EXERCISE: Look through the records below and copy each line that includes the word "legend".

MATERIAL TO PROCESS:
'''
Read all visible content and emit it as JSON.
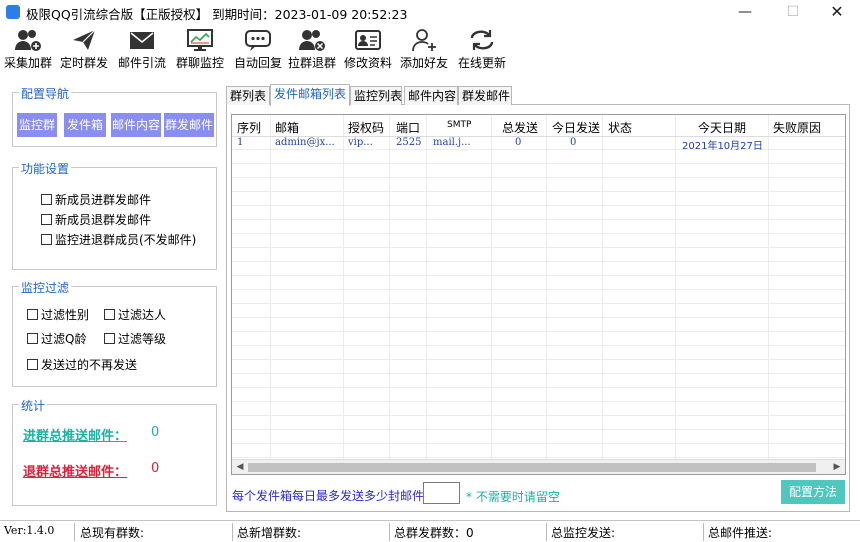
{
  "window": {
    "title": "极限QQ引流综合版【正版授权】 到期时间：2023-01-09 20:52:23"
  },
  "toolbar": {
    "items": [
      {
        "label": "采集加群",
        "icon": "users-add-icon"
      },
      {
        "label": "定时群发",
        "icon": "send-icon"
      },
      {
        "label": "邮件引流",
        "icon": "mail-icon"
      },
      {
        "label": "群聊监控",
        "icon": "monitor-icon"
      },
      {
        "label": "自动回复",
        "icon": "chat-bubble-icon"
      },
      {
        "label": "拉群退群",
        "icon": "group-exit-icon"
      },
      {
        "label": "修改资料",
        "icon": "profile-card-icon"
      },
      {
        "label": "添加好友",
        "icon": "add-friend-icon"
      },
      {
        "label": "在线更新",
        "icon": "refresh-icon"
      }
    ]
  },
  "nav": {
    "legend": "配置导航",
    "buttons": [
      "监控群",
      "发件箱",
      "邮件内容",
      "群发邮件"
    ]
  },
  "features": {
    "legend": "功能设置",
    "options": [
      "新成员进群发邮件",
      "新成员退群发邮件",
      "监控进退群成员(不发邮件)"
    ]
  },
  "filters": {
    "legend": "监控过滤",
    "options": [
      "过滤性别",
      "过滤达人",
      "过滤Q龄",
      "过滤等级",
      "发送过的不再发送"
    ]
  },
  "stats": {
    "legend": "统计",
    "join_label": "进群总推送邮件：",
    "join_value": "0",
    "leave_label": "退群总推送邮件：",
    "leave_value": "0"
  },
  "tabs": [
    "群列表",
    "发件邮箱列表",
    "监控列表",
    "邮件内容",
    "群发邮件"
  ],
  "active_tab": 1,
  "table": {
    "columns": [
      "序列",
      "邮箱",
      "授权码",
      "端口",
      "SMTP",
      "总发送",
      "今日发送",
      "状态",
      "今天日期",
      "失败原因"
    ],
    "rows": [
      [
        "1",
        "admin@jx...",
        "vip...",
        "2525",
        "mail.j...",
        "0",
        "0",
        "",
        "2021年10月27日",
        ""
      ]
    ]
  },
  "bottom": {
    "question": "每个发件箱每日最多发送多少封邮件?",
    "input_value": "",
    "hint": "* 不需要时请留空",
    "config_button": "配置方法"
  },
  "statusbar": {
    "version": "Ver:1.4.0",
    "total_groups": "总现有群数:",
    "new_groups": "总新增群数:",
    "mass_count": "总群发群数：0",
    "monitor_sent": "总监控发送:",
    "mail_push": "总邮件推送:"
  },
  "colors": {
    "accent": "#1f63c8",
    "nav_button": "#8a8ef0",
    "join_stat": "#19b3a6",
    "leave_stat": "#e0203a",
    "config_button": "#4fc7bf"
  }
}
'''
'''
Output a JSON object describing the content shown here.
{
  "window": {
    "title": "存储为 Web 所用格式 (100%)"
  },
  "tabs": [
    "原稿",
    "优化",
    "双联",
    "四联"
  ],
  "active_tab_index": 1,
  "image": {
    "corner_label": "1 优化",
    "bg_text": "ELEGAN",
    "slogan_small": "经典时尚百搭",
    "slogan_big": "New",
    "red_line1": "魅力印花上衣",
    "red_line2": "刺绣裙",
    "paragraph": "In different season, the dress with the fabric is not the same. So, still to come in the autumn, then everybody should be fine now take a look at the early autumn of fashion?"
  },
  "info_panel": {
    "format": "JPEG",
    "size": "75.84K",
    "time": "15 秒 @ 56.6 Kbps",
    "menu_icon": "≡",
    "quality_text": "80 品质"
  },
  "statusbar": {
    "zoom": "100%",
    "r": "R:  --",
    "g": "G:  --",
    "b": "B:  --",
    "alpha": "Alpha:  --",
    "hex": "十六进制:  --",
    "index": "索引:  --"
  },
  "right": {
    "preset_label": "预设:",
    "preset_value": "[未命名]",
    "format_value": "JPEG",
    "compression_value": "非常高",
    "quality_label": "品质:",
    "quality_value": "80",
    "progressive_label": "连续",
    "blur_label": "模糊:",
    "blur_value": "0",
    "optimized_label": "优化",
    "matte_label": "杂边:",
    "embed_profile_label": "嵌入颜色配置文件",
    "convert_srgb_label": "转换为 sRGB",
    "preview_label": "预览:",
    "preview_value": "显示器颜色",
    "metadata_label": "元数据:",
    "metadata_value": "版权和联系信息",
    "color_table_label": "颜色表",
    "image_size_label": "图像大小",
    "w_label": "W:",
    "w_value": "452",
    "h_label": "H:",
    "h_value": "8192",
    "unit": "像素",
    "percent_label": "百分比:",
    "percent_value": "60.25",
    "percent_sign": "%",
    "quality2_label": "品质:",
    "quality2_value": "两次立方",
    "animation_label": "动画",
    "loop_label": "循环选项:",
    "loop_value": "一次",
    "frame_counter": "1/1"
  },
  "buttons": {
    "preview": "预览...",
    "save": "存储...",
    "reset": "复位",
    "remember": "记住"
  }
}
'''
RESPONSE BELOW:
    "legend": "配置导航",
    "legend": "功能设置",
    "legend": "监控过滤",
    "legend": "统计",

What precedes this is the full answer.